>>

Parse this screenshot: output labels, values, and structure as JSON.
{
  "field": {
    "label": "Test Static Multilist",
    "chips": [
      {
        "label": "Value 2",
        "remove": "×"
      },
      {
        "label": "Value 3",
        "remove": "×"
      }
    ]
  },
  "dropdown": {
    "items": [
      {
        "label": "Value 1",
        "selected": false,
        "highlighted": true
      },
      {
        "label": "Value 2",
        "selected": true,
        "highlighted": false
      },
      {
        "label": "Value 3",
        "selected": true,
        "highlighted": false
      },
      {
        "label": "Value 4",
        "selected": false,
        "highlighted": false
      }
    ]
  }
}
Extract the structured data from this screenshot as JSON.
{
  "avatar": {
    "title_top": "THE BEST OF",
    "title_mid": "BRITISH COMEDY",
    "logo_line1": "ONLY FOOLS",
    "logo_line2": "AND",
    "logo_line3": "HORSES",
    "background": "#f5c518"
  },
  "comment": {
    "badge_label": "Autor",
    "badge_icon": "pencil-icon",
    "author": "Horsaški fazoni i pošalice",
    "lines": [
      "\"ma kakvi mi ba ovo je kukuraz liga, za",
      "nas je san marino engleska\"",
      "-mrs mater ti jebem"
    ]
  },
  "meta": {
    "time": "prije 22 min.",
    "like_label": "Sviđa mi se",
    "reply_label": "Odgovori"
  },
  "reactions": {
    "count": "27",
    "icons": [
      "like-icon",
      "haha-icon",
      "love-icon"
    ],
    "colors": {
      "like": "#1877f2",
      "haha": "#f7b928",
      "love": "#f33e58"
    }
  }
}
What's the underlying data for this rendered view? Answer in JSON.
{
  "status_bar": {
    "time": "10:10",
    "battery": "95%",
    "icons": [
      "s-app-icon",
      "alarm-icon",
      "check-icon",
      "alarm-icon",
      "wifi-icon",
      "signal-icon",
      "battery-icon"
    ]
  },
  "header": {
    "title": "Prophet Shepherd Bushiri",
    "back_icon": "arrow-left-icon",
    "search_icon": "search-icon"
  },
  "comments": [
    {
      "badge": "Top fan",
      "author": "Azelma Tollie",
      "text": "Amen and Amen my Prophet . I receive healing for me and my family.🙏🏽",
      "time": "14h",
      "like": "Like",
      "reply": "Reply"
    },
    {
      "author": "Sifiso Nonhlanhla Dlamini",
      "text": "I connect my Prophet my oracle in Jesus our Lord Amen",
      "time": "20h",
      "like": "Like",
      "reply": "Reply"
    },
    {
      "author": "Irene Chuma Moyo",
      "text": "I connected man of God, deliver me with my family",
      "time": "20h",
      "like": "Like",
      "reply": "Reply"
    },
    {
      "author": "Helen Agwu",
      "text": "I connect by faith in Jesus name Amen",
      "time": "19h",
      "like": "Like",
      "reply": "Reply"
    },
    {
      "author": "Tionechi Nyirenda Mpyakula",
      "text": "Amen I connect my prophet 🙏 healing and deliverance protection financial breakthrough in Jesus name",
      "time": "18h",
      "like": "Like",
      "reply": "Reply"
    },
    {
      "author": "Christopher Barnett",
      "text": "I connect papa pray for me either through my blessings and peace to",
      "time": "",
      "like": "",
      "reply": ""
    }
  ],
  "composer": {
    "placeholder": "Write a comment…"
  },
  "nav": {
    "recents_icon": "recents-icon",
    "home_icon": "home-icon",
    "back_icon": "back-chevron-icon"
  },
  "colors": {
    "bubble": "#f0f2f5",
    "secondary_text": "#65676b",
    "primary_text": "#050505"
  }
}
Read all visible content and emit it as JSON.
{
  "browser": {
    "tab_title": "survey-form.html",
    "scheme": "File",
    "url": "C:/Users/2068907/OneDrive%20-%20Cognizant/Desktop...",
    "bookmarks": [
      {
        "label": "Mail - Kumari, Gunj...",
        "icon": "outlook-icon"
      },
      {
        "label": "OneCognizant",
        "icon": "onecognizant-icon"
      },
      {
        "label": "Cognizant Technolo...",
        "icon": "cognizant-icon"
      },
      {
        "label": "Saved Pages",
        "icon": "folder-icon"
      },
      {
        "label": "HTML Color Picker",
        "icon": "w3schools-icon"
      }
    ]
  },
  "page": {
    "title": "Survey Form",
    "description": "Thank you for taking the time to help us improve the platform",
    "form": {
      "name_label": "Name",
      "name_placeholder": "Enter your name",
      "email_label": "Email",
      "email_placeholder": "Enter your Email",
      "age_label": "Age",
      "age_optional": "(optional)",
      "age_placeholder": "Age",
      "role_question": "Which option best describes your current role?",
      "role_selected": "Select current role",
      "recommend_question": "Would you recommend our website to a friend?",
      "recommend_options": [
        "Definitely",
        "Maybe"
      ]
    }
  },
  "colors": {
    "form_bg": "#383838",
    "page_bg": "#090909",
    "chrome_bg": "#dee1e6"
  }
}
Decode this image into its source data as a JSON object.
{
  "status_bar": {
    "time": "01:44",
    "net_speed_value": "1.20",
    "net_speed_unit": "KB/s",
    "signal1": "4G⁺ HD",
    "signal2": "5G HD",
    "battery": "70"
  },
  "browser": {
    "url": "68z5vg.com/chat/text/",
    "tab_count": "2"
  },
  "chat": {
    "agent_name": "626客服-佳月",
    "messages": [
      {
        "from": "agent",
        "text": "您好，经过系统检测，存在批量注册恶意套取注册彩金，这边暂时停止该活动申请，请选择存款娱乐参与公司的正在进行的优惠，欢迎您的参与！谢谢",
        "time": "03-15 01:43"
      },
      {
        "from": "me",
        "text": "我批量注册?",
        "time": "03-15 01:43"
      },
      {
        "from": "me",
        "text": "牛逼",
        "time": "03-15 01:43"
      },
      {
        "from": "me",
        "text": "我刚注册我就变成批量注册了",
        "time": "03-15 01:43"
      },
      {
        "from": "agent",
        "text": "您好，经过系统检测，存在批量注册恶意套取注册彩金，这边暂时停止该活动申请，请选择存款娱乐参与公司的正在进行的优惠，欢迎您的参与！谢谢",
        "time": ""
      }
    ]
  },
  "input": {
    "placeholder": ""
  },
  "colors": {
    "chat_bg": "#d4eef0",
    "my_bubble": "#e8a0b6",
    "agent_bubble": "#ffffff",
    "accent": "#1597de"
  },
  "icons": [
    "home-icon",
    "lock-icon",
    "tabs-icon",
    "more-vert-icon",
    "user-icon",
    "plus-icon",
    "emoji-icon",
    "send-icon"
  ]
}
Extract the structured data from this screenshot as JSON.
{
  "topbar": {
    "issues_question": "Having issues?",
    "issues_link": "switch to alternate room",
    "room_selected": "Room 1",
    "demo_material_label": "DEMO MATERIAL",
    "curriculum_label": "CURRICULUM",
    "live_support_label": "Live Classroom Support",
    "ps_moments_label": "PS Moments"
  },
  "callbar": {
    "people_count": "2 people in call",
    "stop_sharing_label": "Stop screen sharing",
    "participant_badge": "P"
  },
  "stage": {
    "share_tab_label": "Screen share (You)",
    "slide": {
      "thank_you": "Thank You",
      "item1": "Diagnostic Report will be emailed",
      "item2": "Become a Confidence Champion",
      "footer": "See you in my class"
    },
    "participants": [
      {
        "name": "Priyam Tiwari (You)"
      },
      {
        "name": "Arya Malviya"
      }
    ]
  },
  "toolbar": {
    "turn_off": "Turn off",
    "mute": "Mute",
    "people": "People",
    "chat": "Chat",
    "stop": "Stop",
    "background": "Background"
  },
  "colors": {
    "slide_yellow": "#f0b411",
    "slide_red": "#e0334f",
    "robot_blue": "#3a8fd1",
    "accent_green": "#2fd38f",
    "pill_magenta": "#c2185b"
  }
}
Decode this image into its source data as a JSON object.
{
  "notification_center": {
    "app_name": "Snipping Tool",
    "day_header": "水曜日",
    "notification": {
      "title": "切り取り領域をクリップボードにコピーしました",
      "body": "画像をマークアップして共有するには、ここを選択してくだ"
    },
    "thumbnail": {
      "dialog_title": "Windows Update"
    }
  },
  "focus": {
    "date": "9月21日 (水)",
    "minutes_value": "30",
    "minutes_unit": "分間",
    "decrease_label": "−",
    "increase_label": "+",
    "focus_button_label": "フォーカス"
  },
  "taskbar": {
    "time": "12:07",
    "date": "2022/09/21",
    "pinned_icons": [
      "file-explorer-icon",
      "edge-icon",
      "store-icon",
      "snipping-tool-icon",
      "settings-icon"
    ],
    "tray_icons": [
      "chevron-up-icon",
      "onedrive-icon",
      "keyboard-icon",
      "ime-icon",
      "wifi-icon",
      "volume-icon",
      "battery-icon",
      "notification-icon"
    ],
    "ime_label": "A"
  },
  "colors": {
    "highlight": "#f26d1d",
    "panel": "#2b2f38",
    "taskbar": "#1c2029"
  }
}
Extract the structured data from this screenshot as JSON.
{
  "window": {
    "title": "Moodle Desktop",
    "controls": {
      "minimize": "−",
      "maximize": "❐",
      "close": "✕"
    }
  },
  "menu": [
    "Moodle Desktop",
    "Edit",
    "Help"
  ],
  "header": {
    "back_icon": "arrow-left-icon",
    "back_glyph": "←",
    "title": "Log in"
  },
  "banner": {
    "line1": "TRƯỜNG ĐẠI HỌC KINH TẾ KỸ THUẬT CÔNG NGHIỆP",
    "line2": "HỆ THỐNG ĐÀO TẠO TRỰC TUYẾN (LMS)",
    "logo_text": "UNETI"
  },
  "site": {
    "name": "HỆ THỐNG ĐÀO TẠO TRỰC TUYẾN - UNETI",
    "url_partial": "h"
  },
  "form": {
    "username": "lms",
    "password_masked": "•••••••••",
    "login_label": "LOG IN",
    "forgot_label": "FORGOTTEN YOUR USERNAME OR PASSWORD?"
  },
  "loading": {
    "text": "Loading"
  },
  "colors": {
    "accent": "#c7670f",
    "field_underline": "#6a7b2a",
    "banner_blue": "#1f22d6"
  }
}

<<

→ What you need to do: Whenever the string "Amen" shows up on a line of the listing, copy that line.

→ Task output:
      "text": "Amen and Amen my Prophet . I receive healing for me and my family.🙏🏽",
      "text": "I connect my Prophet my oracle in Jesus our Lord Amen",
      "text": "I connect by faith in Jesus name Amen",
      "text": "Amen I connect my prophet 🙏 healing and deliverance protection financial breakthrough in Jesus name",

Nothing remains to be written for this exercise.